Blog | May 15, 2013

Op-ed by Vice President of PIA and Chair of the PIA Task Force, Human Services and Poverty, Lori Sigurdson, in today's Edmonton Journal.

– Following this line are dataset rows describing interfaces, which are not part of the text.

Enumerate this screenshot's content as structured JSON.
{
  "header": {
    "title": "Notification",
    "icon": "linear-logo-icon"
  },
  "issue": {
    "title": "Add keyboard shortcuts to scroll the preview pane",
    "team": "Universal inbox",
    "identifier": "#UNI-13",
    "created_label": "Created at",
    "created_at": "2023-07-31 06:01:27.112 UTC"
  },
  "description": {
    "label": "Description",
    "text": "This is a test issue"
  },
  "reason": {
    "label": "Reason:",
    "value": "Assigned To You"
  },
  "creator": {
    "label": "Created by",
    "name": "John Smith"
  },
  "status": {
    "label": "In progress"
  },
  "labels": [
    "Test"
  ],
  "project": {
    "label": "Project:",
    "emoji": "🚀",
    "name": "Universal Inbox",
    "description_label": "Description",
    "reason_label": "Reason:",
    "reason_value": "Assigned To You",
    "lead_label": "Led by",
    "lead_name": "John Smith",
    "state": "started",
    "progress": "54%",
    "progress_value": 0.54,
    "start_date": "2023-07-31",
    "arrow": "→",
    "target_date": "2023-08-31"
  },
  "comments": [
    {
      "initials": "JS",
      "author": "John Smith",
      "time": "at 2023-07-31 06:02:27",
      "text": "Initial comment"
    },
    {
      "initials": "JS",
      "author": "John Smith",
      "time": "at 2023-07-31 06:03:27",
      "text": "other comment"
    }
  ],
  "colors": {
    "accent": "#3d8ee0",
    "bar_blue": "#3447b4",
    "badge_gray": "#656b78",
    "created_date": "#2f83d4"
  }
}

While the new Children First Act appears to contain some steps forward in the oversight of child intervention services in Alberta, there are numerous unanswered questions regarding the shift in delegated responsibilities, the lack of consultation and the speed with which the legislation is being pushed through.The shift in delegation from the director to the front-line child intervention worker is especially concerning.We know there are significant workplace issues in child protection, including the high rate of staff turnover. Recent statistics indicate 50 per cent of the workers have been employed for two years or less.A high percentage of staff is on medical leave because of myriad workplace issues. Staff consistently report they are not supported by management and organizational change is not managed or communicated well.High caseloads and a lack of resources only exacerbate these difficulties.Child intervention workers are recruited from many backgrounds. Sixty per cent of employees are not registered social workers.Moving the authority and responsibility for important decisions to front-line intervention workers could inadvertently put vulnerable children at further risk. The director must retain authority and responsibility so that the system continues to ensure accountability for the safety of children at every level.Children and families in the child welfare system have significant challenges that are not easily overcome. Will the front-line child intervention worker be solely responsible when things go wrong?Another concern regarding the transfer of authority and responsibility to the child intervention worker is the extremely broad definition ascribed to this worker.While well-intentioned, some child intervention workers might lack the necessary experience and education to make the best decision in the interests of the child they are representing.Will a worker be employed by contracted agencies? The vagueness of the definition indicates this could occur. Making substantial decisions about the health and well-being of vulnerable children is an authority and responsibility the government has been entrusted with and must retain.While Human Services Minister Dave Hancock indicates he consulted with various professional organizations before drafting this legislation, the Alberta College of Social Workers, the professional association for social workers in the province, was not consulted.As social workers, we have a unique role in working with vulnerable individuals in the province, whether they are children, seniors or Albertans living in poverty.We take our responsibility to protect and promote the well-being of these individuals very seriously, which is why we have all earned post-secondary education in our field to ensure we meet the highest standards of care and professionalism. We follow a professional code of ethics and standards of practice. We are accountable for our work.Our final concern is the speed with which Bill 25 is being pushed through the legislative assembly.It was first introduced on May 7 and has already passed second reading. It will likely pass third reading this week.We need to slow down and make sure this legislation is indeed in the best interests of children.The Alberta College of Social Workers is hopeful that the government will reconsider its decision to put this legislation forward until there is proper consultation with the workers currently serving children and their families.We all want to put children first in Alberta. We need to step back and work together to make that happen.Lori Sigurdson is manager of professional affairs for the Alberta College of Social Workers.© Copyright (c) The Edmonton JournalRead the article at The Edmonton Journal.